== PROMPT ==
Gather every line from the entries below that includes "checked".
===== DATASET
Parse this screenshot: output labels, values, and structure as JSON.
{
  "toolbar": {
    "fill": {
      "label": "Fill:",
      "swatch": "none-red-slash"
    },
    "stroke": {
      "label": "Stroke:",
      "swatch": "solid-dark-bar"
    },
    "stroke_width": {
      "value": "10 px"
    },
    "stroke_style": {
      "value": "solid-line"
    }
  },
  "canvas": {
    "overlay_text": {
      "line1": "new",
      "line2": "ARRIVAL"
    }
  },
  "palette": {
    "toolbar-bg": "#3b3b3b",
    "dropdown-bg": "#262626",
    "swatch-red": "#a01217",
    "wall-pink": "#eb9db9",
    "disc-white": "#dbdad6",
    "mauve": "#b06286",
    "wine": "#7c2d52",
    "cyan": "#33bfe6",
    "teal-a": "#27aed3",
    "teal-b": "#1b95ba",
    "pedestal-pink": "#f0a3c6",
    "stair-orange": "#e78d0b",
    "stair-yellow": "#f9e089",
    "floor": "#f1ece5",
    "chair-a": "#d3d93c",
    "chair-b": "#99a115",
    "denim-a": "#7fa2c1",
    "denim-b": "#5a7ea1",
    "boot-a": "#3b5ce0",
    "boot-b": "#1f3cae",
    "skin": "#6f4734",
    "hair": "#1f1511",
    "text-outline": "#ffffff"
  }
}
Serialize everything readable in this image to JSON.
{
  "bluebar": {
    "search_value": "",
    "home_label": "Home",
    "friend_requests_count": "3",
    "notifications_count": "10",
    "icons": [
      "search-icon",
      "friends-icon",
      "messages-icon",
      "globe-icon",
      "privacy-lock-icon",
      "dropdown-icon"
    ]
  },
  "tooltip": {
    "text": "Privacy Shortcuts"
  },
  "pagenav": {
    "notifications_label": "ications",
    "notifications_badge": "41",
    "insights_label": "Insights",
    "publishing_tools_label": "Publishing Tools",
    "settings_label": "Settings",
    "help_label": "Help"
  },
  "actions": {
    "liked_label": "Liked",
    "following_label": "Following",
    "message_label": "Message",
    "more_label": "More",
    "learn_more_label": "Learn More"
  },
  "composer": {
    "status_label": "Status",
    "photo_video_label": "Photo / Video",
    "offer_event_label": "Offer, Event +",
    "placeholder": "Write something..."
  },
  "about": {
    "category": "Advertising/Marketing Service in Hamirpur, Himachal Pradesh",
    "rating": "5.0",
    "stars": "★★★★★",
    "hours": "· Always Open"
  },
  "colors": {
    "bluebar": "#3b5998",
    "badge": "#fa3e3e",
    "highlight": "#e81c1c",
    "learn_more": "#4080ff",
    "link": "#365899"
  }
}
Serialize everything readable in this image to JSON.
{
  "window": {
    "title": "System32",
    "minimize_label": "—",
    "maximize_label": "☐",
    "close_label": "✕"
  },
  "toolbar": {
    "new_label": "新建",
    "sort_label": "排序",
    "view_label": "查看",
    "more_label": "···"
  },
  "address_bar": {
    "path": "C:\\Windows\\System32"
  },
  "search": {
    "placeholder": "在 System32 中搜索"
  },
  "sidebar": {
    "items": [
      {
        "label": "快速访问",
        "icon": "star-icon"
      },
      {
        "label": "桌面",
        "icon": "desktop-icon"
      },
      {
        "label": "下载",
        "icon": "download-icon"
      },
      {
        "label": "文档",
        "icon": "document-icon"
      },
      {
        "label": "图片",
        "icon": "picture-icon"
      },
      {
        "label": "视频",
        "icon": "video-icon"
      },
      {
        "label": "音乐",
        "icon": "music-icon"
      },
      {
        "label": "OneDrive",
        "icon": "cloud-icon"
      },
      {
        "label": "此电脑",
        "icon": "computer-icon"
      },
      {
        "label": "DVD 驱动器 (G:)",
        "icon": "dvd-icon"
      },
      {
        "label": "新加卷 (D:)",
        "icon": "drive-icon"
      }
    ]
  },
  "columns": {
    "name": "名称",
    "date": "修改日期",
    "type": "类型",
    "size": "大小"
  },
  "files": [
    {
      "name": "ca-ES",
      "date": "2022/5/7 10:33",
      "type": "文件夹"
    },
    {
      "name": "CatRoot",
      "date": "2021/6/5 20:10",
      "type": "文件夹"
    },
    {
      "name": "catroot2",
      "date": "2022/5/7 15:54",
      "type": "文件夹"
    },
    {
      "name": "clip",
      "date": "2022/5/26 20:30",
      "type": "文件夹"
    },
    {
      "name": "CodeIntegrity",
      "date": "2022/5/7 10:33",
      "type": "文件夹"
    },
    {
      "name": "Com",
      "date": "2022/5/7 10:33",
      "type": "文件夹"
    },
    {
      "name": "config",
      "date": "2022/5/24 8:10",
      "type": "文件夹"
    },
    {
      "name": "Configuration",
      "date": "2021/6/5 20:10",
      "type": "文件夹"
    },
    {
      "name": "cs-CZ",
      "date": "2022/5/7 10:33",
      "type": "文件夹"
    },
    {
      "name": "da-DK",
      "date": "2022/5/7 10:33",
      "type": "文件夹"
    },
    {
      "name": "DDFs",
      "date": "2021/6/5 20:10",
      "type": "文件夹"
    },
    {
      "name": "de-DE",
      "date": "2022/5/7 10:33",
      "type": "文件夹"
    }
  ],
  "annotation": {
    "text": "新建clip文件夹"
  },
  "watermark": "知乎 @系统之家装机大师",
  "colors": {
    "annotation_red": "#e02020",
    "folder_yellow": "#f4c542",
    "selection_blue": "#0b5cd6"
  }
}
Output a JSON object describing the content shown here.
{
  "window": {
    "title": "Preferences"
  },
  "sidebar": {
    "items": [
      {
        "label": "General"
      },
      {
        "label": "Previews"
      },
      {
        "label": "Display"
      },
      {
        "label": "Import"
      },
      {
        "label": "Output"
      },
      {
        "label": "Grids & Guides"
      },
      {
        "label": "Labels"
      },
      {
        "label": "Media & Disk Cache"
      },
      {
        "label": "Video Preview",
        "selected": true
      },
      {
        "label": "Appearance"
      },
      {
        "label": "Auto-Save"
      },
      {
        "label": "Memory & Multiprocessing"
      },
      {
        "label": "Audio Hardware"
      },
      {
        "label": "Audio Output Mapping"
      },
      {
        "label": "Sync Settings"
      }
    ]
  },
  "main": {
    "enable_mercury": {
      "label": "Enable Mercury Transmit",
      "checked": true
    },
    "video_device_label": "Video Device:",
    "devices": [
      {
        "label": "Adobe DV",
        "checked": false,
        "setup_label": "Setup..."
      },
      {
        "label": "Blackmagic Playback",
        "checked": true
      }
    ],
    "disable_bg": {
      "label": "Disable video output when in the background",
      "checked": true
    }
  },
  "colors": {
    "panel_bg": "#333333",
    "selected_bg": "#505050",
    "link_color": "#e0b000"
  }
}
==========
== TASK ANSWER ==
      "checked": true
        "checked": false,
        "checked": true
      "checked": true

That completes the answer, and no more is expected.